Although today we think of William Morris as a textile designer, Fiona Rose pointed out that during his lifetime he was known as a poet, novelist, translator, medievalist, and one of the founders of the socialist movement at least as much as a textile and wallpaper designer and manufacturer.
He was born in 1834 in Walthamstow, one of ten children of a wealthy middle-class family. He was sent to school at Marlborough College, which he disliked, and then to Oxford to study Classics, after which it was planned for him to take Holy Orders. However, he became greatly involved with the growing medievalist movement. Instead of entering the church, he trained as an architect, married Jane Burden, and became close friends with the Pre-Raphaelite artists Edward Burne-Jones and Dante Gabriel Rossetti, and also the Neo-Gothic architect Philip Webb.
With Webb he designed the Red House which he built at Bexley Heath, and with friends painted murals on the walls. He lived there from 1859-65, but found the daily journey into London too time consuming, so he moved to Bloomsbury, where he lived over the shop. In 1861 he had founded a decorative arts company with several of his friends which was highly fashionable and much in demand. It greatly influenced interior decoration during the Victorian period, with Morris designing tapestries, wallpapers, fabrics, furniture, and stained glass windows. In 1875 he assumed total control of the company.
William and Jane had two daughters, and William began to put on weight, which may have had something to do with Jane's long affair with Rossetti. In the summer of 1871, with Rossetti, Morris bought Kelmscott Manor in Oxfordshire, where his children could get away from the pollution of London. Also in 1871 William spent three months in Iceland, where he became interested in translating Sagas and Eddas, and began to become interested in socialism.
Now that he had total control of the company, he took increasing interest in the process of dyeing.
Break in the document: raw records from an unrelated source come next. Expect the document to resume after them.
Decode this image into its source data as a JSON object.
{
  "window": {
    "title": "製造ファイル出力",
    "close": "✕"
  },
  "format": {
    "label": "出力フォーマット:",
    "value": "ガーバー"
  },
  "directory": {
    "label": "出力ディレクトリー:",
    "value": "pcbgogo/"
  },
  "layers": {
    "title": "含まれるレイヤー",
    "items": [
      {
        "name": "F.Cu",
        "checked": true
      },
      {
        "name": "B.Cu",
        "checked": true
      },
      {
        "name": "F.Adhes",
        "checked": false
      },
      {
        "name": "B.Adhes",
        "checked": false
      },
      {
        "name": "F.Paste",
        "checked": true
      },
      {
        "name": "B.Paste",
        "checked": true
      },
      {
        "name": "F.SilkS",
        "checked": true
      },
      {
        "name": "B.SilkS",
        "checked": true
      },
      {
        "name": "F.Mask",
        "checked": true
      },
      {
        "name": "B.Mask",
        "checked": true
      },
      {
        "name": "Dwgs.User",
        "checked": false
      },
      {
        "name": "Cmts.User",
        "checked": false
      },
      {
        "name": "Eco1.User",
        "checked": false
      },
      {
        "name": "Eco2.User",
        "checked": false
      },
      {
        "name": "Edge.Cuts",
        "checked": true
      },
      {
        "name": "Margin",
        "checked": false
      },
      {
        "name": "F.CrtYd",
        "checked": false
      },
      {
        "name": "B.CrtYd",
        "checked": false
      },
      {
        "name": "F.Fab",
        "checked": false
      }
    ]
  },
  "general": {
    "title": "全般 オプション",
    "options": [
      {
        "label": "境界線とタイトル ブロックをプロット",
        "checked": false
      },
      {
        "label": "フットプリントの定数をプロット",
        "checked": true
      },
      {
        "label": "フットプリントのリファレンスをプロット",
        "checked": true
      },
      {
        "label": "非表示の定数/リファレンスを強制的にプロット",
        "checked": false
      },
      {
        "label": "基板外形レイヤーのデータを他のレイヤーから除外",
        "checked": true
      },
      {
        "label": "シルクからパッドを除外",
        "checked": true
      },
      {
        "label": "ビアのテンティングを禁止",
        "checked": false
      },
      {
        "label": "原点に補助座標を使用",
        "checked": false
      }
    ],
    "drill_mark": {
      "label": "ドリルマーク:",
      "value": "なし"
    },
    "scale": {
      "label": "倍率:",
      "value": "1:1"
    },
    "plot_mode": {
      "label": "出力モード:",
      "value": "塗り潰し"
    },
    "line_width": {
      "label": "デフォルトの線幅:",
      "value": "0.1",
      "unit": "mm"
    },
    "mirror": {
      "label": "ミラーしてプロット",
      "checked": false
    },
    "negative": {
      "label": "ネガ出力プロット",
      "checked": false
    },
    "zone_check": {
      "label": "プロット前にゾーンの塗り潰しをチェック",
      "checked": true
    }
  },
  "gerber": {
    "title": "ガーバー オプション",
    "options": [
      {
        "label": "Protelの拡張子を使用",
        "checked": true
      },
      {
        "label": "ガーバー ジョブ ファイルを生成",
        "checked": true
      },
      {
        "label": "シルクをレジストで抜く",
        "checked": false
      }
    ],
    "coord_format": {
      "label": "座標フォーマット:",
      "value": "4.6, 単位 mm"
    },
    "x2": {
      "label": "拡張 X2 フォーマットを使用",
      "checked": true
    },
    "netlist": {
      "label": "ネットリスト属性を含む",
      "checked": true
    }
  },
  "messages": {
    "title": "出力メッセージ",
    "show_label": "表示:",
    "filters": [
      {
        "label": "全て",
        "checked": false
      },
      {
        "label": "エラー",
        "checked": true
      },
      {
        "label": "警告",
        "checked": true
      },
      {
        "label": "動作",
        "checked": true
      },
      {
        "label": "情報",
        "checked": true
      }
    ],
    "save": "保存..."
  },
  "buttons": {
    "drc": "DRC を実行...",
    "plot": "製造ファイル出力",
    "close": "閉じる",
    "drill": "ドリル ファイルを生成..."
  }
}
He was dissatisfied with the aniline dyes being used, and revived the use of natural dyes such as indigo, cochineal, and madder. He then turned his attention to weaving. By 1880, Morris & Co had become a household name, and received an increasing number of commissions.
In 1881, Morris took a lease on a seven acre site at Merton Abbey in south-west London. The premises were used for weaving, dyeing, and creating stained glass, and within three years 100 craftsmen were employed. A system of profit sharing was started for senior clerks, but most workers were on piecework rates. He could not find a way to live up to his socialist ideals.
Rossetti died in 1882, having become addicted to chloral. Jane had a second affair with Wilfred Blunt which William was probably aware of. By 1883 he had fully embraced socialism and frequently spoke at public meetings. In 1884 he founded the Socialist League and composed its manifesto. Later this was taken over by extremists, and Morris was pushed out.
In 1891 Morris founded the Kelmscott Press to publish books he thought beautiful. He mastered the techniques of printing and secured supplies of handmade paper. Over the next seven years, 66 volumes would be published, of which 23 were written by Morris himself.
By the early 1890s Morris was increasingly ill and living largely as an invalid suffering from gout and signs of epilepsy. He spent an increasing amount of time at Kelmscott Manor. He died of tuberculosis on 4th October 1896. Obituaries reflected that at the time he was widely seen as a poet and author, and trivialised his involvement with socialism. His commercial work, for which he is known today, was not mentioned.